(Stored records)
-- -- --

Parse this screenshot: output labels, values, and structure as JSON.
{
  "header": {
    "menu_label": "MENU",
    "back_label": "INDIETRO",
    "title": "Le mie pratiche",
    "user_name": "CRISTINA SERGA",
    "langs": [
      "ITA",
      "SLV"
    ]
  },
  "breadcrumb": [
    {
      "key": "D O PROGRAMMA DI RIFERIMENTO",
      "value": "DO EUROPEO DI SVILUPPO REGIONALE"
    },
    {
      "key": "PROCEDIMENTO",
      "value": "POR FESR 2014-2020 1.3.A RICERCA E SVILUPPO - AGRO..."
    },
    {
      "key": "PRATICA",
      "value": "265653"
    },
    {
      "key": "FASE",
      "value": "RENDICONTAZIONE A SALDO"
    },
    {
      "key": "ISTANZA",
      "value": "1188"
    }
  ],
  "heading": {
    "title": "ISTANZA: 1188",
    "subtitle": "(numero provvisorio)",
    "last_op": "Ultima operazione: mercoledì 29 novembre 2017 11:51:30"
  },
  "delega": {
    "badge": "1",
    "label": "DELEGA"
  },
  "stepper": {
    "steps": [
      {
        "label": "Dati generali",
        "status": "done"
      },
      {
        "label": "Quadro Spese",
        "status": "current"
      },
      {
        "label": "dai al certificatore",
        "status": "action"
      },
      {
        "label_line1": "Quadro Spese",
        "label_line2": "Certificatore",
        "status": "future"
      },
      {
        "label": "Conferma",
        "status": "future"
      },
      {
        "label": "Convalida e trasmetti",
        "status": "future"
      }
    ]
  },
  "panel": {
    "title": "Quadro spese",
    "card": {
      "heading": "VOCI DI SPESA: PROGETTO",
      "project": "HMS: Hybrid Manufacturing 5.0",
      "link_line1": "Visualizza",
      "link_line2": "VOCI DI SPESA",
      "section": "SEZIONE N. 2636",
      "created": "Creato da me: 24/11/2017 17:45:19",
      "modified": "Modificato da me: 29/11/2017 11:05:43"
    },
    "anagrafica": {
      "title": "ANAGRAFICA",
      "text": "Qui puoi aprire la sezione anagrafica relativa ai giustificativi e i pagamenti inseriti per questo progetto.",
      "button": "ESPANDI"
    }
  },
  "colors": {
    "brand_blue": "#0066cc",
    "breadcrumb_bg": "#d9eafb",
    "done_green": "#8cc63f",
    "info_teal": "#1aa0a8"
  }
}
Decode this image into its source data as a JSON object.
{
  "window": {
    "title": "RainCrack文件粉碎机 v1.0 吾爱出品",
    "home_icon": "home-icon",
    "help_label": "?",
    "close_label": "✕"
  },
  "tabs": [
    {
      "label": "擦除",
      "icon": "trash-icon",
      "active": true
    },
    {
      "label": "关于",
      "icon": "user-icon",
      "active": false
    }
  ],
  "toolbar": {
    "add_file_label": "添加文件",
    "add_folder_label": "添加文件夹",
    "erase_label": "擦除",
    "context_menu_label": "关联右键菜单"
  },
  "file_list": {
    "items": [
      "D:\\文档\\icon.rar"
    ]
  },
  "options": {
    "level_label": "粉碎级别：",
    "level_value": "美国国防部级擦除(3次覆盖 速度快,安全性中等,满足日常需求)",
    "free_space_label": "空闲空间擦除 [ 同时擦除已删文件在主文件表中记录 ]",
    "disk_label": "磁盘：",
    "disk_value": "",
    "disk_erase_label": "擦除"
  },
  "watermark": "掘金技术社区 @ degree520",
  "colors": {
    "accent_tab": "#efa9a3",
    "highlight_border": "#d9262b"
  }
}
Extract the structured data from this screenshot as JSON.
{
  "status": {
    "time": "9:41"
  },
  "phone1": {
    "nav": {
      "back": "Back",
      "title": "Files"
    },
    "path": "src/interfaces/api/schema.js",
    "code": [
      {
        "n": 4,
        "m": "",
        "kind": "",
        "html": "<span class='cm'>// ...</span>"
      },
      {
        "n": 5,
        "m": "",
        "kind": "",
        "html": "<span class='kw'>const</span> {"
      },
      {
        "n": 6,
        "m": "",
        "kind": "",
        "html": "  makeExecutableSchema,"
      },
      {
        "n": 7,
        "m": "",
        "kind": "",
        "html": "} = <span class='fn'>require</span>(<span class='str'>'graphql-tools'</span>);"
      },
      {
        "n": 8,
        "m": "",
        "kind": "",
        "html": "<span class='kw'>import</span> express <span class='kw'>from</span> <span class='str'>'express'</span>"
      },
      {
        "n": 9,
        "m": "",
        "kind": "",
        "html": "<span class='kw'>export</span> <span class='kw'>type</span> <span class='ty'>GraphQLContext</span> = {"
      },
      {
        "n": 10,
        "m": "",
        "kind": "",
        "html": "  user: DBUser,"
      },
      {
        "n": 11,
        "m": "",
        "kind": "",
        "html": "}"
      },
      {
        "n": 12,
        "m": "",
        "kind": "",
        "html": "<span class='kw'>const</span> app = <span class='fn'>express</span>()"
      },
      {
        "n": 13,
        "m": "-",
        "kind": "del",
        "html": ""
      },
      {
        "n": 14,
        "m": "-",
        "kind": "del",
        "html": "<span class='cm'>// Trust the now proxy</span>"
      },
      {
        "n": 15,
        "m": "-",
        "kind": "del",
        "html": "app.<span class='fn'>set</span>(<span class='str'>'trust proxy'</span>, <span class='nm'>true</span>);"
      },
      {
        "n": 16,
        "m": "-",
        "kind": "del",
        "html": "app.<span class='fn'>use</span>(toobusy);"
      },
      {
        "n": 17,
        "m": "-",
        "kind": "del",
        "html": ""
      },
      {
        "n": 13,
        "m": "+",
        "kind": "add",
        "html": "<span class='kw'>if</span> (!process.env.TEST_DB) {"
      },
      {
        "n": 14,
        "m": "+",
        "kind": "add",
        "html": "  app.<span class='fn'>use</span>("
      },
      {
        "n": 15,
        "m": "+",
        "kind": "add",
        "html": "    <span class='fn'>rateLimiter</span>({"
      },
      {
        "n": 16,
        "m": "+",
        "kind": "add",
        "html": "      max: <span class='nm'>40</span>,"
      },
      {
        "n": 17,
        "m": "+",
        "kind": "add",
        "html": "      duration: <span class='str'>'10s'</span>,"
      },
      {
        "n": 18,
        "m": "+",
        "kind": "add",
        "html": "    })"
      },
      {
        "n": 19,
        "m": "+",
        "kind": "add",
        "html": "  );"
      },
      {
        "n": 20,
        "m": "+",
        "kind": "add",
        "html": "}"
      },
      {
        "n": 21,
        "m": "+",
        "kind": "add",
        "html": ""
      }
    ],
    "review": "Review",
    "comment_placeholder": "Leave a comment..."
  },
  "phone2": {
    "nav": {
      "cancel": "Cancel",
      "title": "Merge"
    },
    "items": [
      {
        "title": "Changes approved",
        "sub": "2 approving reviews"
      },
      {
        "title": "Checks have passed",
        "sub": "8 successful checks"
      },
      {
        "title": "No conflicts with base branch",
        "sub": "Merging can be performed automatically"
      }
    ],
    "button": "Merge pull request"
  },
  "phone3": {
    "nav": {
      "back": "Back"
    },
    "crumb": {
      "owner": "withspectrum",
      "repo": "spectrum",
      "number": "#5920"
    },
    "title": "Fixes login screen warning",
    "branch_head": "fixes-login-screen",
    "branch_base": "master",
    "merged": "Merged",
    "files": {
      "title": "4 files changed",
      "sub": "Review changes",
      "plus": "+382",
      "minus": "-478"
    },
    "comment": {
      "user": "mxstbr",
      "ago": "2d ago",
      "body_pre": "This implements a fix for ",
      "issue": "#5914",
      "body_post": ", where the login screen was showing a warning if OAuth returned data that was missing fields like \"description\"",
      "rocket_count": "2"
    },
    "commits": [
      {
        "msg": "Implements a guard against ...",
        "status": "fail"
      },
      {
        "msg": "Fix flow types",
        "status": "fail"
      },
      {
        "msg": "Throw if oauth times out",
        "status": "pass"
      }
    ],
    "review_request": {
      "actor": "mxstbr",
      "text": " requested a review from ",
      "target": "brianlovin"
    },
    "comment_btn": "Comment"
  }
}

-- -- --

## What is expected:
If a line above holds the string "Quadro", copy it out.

## Solution to this problem:
        "label": "Quadro Spese",
        "label_line1": "Quadro Spese",
    "title": "Quadro spese",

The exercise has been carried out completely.